To do | Produce a copy of every line in the records that holds the string "subtitle".

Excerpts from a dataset
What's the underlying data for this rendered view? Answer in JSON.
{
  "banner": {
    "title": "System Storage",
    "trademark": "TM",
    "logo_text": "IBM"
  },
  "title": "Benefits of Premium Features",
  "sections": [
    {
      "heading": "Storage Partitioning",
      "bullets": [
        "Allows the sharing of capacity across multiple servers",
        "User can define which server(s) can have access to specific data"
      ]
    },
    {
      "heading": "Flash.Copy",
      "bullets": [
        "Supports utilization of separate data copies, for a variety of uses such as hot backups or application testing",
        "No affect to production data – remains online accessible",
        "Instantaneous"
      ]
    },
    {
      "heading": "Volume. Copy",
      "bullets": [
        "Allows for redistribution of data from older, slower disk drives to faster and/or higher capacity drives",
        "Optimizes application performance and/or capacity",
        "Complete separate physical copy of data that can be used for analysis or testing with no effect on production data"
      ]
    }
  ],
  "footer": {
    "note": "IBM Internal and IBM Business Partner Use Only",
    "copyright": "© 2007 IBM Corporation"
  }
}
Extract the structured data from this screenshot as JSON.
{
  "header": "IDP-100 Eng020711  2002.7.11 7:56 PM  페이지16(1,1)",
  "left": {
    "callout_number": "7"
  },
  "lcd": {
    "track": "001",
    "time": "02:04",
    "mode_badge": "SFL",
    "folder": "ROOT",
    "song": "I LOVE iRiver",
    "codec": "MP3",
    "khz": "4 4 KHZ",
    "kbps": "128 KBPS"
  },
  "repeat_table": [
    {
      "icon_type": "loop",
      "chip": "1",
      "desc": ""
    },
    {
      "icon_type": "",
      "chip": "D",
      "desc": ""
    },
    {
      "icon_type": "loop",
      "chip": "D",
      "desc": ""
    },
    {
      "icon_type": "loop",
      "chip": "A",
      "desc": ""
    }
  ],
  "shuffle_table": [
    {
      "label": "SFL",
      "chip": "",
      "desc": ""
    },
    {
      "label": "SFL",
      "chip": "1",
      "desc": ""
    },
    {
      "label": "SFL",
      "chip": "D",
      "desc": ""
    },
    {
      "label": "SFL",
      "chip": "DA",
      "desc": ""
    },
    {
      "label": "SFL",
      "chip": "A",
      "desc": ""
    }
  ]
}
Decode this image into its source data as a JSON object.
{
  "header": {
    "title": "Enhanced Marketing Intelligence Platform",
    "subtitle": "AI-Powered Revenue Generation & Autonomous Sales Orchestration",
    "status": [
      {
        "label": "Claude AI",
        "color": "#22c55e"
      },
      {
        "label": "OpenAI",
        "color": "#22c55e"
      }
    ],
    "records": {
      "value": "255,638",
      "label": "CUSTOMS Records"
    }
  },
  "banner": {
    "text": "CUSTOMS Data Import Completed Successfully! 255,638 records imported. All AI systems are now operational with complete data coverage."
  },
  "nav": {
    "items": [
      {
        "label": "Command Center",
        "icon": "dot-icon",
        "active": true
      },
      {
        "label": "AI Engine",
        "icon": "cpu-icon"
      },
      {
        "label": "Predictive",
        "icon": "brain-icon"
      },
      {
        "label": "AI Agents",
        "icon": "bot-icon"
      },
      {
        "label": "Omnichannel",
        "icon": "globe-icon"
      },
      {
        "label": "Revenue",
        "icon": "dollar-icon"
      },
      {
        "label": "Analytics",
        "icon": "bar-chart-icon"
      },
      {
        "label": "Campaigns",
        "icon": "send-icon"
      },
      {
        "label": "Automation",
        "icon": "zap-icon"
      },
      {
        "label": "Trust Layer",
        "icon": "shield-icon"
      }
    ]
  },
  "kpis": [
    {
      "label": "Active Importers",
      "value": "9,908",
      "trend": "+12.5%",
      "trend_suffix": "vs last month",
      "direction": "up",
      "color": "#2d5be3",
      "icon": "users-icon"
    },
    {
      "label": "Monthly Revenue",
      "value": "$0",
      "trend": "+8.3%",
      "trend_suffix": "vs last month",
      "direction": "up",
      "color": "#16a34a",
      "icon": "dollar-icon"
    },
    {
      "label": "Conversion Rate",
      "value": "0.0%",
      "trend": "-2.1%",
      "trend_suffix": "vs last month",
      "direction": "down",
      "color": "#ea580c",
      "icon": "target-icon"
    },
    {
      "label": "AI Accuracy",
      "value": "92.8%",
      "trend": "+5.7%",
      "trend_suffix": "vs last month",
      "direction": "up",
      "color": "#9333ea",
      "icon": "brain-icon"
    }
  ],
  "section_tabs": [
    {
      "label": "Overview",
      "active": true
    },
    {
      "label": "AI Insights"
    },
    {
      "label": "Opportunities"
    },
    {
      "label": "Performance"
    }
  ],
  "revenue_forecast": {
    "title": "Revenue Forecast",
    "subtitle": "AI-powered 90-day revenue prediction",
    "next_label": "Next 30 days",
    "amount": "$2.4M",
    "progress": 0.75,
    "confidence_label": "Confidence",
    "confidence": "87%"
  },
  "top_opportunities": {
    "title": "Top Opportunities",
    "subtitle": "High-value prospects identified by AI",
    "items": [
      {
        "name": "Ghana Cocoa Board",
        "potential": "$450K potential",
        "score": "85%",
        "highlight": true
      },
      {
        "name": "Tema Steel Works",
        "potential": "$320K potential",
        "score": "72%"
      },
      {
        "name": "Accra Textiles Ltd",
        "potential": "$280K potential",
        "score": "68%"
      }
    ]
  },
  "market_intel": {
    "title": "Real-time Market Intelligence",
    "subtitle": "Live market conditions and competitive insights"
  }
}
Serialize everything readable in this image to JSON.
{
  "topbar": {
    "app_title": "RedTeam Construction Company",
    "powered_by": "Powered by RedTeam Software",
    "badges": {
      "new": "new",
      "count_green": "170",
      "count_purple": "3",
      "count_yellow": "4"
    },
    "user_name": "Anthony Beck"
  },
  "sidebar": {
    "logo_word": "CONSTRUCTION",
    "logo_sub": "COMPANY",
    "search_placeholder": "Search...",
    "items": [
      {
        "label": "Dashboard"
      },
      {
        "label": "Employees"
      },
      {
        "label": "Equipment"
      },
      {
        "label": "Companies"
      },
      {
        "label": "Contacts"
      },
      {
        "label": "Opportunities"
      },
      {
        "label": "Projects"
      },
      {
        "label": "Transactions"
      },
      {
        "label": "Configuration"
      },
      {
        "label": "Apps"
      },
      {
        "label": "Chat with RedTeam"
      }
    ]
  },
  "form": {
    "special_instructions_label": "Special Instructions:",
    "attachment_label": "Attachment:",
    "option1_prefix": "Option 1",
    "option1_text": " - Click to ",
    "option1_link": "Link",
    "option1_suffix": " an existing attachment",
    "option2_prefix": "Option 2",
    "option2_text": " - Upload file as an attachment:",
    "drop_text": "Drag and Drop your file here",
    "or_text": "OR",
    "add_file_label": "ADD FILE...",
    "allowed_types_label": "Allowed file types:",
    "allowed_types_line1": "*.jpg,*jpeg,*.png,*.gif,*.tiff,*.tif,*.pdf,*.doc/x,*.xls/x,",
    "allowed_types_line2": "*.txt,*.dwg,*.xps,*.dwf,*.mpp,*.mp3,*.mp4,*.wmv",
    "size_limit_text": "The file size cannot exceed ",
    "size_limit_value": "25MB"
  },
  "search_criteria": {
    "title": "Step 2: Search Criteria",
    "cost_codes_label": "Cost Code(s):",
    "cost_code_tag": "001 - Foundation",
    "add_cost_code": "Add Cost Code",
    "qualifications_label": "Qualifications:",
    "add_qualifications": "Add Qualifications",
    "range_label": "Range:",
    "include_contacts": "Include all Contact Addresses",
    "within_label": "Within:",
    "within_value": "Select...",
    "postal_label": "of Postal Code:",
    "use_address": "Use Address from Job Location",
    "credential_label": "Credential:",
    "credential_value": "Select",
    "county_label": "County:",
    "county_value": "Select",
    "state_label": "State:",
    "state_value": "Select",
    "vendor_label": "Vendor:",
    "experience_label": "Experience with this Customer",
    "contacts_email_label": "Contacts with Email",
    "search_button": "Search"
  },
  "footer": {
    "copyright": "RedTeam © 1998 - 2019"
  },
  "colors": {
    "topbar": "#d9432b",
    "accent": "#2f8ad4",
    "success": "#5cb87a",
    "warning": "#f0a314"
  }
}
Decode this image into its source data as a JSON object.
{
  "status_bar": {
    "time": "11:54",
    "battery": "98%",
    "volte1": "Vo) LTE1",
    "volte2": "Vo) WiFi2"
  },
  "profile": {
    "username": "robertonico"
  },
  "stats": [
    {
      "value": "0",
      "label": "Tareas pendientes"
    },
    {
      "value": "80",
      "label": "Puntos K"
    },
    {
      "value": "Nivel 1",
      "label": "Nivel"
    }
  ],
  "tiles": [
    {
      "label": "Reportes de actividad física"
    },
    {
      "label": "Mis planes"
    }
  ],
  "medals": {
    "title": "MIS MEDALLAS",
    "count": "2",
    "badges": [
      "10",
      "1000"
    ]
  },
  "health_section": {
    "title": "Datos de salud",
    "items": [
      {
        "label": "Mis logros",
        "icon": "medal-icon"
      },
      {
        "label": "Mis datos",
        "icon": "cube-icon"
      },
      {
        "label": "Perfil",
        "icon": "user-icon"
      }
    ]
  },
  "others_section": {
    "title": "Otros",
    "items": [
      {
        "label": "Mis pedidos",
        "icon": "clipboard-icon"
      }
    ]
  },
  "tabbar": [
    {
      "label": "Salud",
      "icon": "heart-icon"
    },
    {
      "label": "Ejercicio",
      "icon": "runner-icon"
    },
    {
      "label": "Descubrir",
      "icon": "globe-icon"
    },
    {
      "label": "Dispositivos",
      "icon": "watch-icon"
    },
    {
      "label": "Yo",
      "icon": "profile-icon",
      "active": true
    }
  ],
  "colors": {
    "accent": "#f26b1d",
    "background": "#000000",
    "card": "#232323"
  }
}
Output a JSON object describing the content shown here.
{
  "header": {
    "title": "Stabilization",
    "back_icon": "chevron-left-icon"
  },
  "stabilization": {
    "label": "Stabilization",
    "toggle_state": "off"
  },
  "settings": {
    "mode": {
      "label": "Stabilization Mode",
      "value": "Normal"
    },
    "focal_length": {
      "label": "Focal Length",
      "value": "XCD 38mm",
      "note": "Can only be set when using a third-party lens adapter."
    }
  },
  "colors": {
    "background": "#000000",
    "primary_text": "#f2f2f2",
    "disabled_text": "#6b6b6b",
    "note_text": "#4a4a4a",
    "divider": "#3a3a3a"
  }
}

Solution to this task |
    "subtitle": "AI-Powered Revenue Generation & Autonomous Sales Orchestration",
    "subtitle": "AI-powered 90-day revenue prediction",
    "subtitle": "High-value prospects identified by AI",
    "subtitle": "Live market conditions and competitive insights"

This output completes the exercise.